Indicating that she is aware of several people interested in serving, and acknowledging that other selectmen no doubt do as well, FitzGerald-Kemmett asked about the appointment process. Mitchell suggested a date be set next month for the board to review applications they receive in the intervening weeks — as is the normal practice for filling vacancies on appointed boards and commissions. Town Administrator John Stanbrook will meet with applicants first.
Hickey suggested it could take two-to-three months for any kind of report to come back to selectmen. He has already spoken to officials in Pembroke, which pulled out of the Silver Lake Regional School District, and is waiting to talk to the Finance Committee.
Mitchell suggested a cutoff date of Aug. 4 for applications with the aim that the board would make appointments on Aug. 11.
“I don’t want to make up figures,” he said. “We know what [the W-H region] is going to cost this year, but what’s it going to cost next year? What’s it going to cost in year three? By the time we get to year five is it so much money to Hanson that we don’t have a choice?”
FitzGerald-Kemmett said that, in addition to financial considerations, the committee will need help from Town Counsel Kate Feodoroff about the legal ramifications of disbanding.
“Two to three months is ambitious, but go for it,” she said of the work Hickey envisions ahead.
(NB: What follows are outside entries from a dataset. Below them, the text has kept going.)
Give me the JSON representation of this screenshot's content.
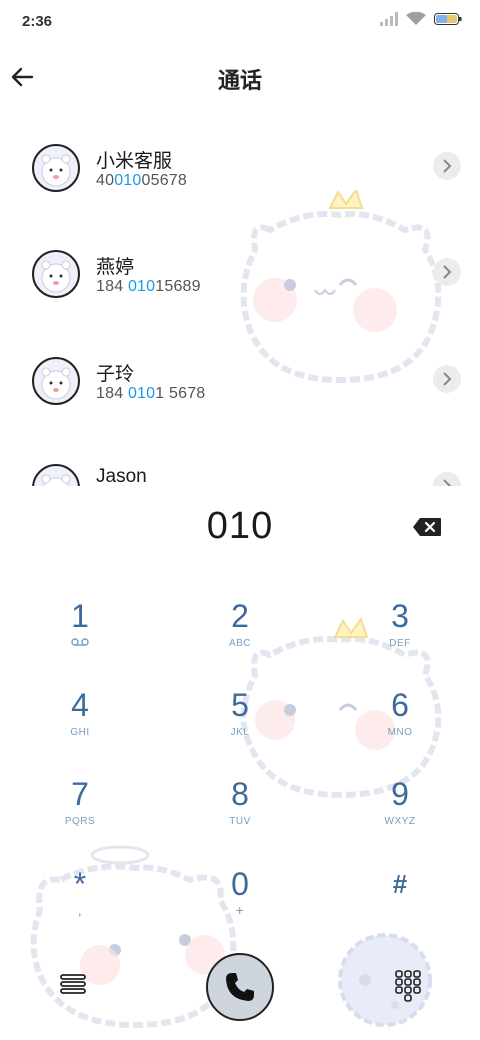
{
  "status_bar": {
    "time": "2:36"
  },
  "header": {
    "title": "通话"
  },
  "contacts": [
    {
      "name": "小米客服",
      "number_pre": "40",
      "number_hl": "010",
      "number_post": "05678"
    },
    {
      "name": "燕婷",
      "number_pre": "184 ",
      "number_hl": "010",
      "number_post": "15689"
    },
    {
      "name": "子玲",
      "number_pre": "184 ",
      "number_hl": "010",
      "number_post": "1 5678"
    },
    {
      "name": "Jason",
      "number_pre": "",
      "number_hl": "",
      "number_post": ""
    }
  ],
  "dialer": {
    "input": "010"
  },
  "keypad": [
    {
      "digit": "1",
      "letters": ""
    },
    {
      "digit": "2",
      "letters": "ABC"
    },
    {
      "digit": "3",
      "letters": "DEF"
    },
    {
      "digit": "4",
      "letters": "GHI"
    },
    {
      "digit": "5",
      "letters": "JKL"
    },
    {
      "digit": "6",
      "letters": "MNO"
    },
    {
      "digit": "7",
      "letters": "PQRS"
    },
    {
      "digit": "8",
      "letters": "TUV"
    },
    {
      "digit": "9",
      "letters": "WXYZ"
    },
    {
      "digit": "*",
      "letters": ","
    },
    {
      "digit": "0",
      "letters": "+"
    },
    {
      "digit": "#",
      "letters": ""
    }
  ],
  "colors": {
    "accent": "#1a9be6",
    "key_digit": "#3d6a9a",
    "key_letters": "#7a9cbf"
  }
}
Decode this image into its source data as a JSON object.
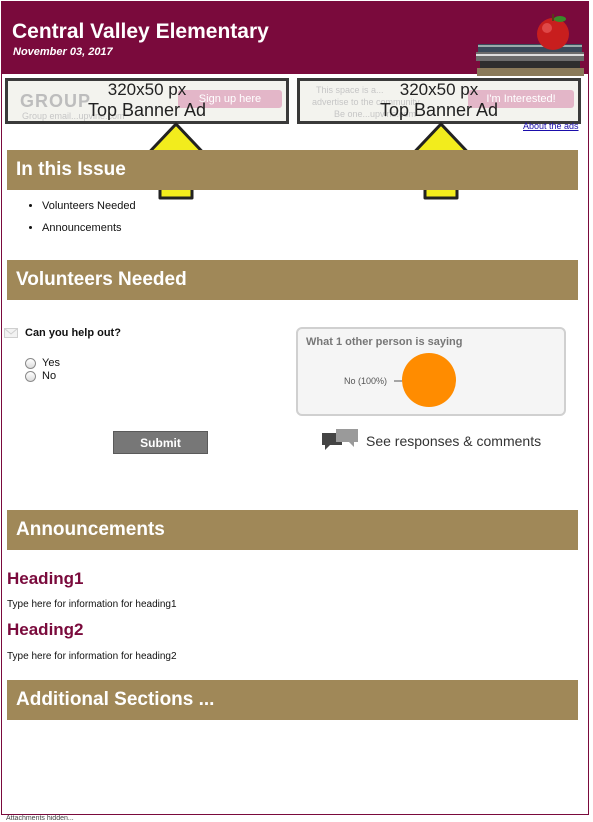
{
  "header": {
    "title": "Central Valley Elementary",
    "date": "November 03, 2017"
  },
  "ads": [
    {
      "size": "320x50 px",
      "label": "Top Banner Ad",
      "bg_brand": "GROUP",
      "bg_button": "Sign up here",
      "bg_line": "Group email...upvine.com"
    },
    {
      "size": "320x50 px",
      "label": "Top Banner Ad",
      "bg_line1": "This space is a...",
      "bg_line2": "advertise to the community",
      "bg_line3": "Be one...upvine.com",
      "bg_button": "I'm Interested!"
    }
  ],
  "about_ads": "About the ads",
  "sections": {
    "in_this_issue": "In this Issue",
    "volunteers": "Volunteers Needed",
    "announcements": "Announcements",
    "additional": "Additional Sections ..."
  },
  "toc": [
    "Volunteers Needed",
    "Announcements"
  ],
  "poll": {
    "question": "Can you help out?",
    "options": [
      "Yes",
      "No"
    ],
    "submit": "Submit",
    "results_title": "What 1 other person is saying",
    "results_legend": "No (100%)",
    "see_responses": "See responses & comments"
  },
  "chart_data": {
    "type": "pie",
    "categories": [
      "No"
    ],
    "values": [
      100
    ]
  },
  "announcements": [
    {
      "heading": "Heading1",
      "text": "Type here for information for heading1"
    },
    {
      "heading": "Heading2",
      "text": "Type here for information for heading2"
    }
  ],
  "footnote": "Attachments hidden...",
  "colors": {
    "brand": "#7a0a3c",
    "section_bar": "#a08858",
    "pie": "#ff8c00",
    "arrow": "#f2ec1d"
  }
}
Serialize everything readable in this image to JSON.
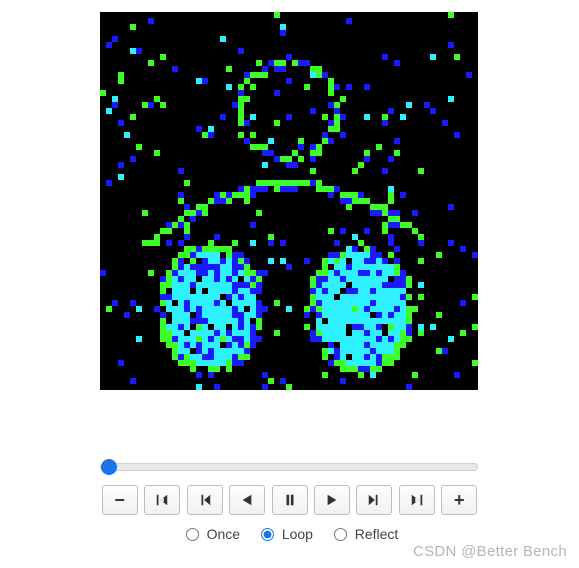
{
  "frame": {
    "background": "#000000",
    "palette_green": "#3cff2a",
    "palette_cyan": "#2ef0ff",
    "palette_blue": "#1a1aff",
    "description": "Pixelated upper-body figure (appears to be a boxing silhouette) rendered in green/blue/cyan point-cloud on black background with scattered noise"
  },
  "slider": {
    "value": 0,
    "min": 0,
    "max": 100
  },
  "controls": {
    "slower_label": "−",
    "first_title": "First frame",
    "prev_title": "Previous frame",
    "reverse_title": "Play reverse",
    "pause_title": "Pause",
    "play_title": "Play",
    "next_title": "Next frame",
    "last_title": "Last frame",
    "faster_label": "+"
  },
  "loop": {
    "once": "Once",
    "loop": "Loop",
    "reflect": "Reflect",
    "selected": "loop"
  },
  "watermark": "CSDN @Better Bench"
}
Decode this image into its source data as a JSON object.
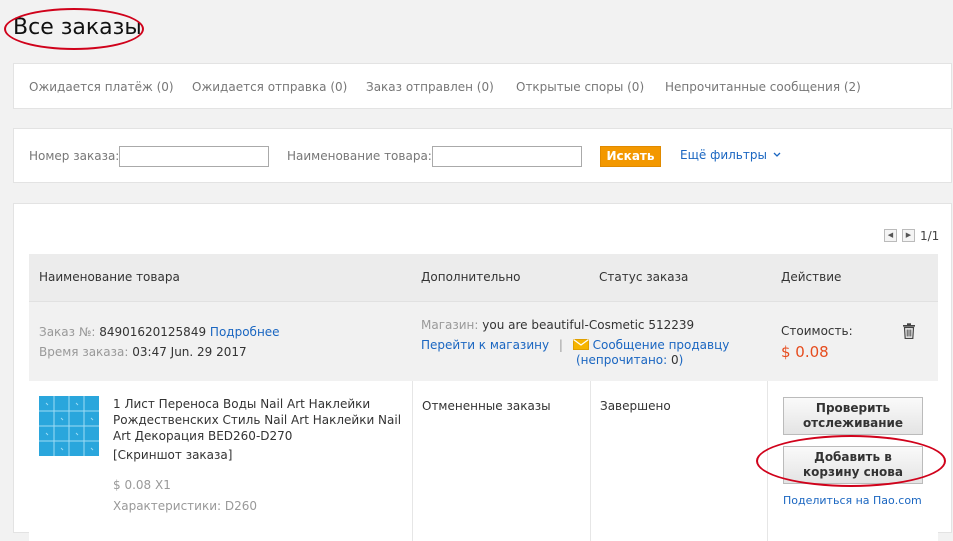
{
  "page": {
    "title": "Все заказы"
  },
  "tabs": [
    "Ожидается платёж (0)",
    "Ожидается отправка (0)",
    "Заказ отправлен (0)",
    "Открытые споры (0)",
    "Непрочитанные сообщения (2)"
  ],
  "filters": {
    "order_number_label": "Номер заказа:",
    "order_number_value": "",
    "product_name_label": "Наименование товара:",
    "product_name_value": "",
    "search_label": "Искать",
    "more_filters_label": "Ещё фильтры"
  },
  "pager": {
    "text": "1/1",
    "prev": "◀",
    "next": "▶"
  },
  "table": {
    "headers": [
      "Наименование товара",
      "Дополнительно",
      "Статус заказа",
      "Действие"
    ]
  },
  "order": {
    "number_label": "Заказ №:",
    "number": "84901620125849",
    "details_link": "Подробнее",
    "time_label": "Время заказа:",
    "time": "03:47 Jun. 29 2017",
    "store_label": "Магазин:",
    "store_name": "you are beautiful-Cosmetic 512239",
    "go_to_store": "Перейти к магазину",
    "separator": "|",
    "message_seller": "Сообщение продавцу",
    "unread_open": "(непрочитано:",
    "unread_count": "0",
    "unread_close": ")",
    "cost_label": "Стоимость:",
    "price": "$ 0.08"
  },
  "item": {
    "title": "1 Лист Переноса Воды Nail Art Наклейки Рождественских Стиль Nail Art Наклейки Nail Art Декорация BED260-D270",
    "snapshot": "[Скриншот заказа]",
    "price_qty": "$ 0.08 X1",
    "characteristics": "Характеристики: D260",
    "extra_status": "Отмененные заказы",
    "order_status": "Завершено",
    "track_button": "Проверить отслеживание",
    "add_to_cart_button": "Добавить в корзину снова",
    "share_link": "Поделиться на Пао.com"
  },
  "colors": {
    "accent_orange": "#f39800",
    "price_red": "#e64c1e",
    "link_blue": "#1a66c1",
    "annotation_red": "#d0021b"
  }
}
Selectman Matt Dyer suggested giving the committee until the spring 2021 Town Meeting to present a report and wondered if a School Committee member should also be appointed. FitzGerald-Kemmett suggested a resident active in the schools, but not a member of the School Committee should be appointed.
In other business, the town received a letter from a national lawsuit against Purdue Pharmaceutical’s bankruptcy case relating to the opioid epidemic. Hanson is included in the class-action suit and were required to opt out if Selectmen don’t want the town included by July 15. Hanson could receive more than $6 million, but only a small amount of claims in the $2 trillion would likely be received by the town. No action was required to stay in the lawsuit that would cost noting to stay in.